== Task description ==
Copy every entry exactly as it stands, though any image it holds should stay out of the copy.

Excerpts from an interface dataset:
- - -

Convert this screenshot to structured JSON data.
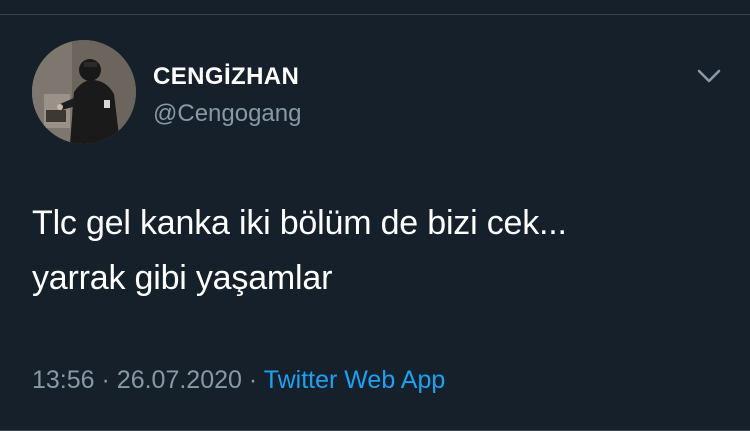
{
  "tweet": {
    "display_name": "CENGİZHAN",
    "handle": "@Cengogang",
    "text_lines": [
      "Tlc gel kanka iki bölüm de bizi cek...",
      "yarrak gibi yaşamlar"
    ],
    "time": "13:56",
    "separator": "·",
    "date": "26.07.2020",
    "source": "Twitter Web App"
  },
  "icons": {
    "menu": "chevron-down-icon"
  },
  "colors": {
    "background": "#15202b",
    "primary_text": "#ffffff",
    "secondary_text": "#8899a6",
    "link": "#1da1f2",
    "divider": "#38444d"
  }
}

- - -

== Answer for the task ==
Convert this screenshot to structured JSON data.
{
  "tweet": {
    "display_name": "CENGİZHAN",
    "handle": "@Cengogang",
    "text_lines": [
      "Tlc gel kanka iki bölüm de bizi cek...",
      "yarrak gibi yaşamlar"
    ],
    "time": "13:56",
    "separator": "·",
    "date": "26.07.2020",
    "source": "Twitter Web App"
  },
  "icons": {
    "menu": "chevron-down-icon"
  },
  "colors": {
    "background": "#15202b",
    "primary_text": "#ffffff",
    "secondary_text": "#8899a6",
    "link": "#1da1f2",
    "divider": "#38444d"
  }
}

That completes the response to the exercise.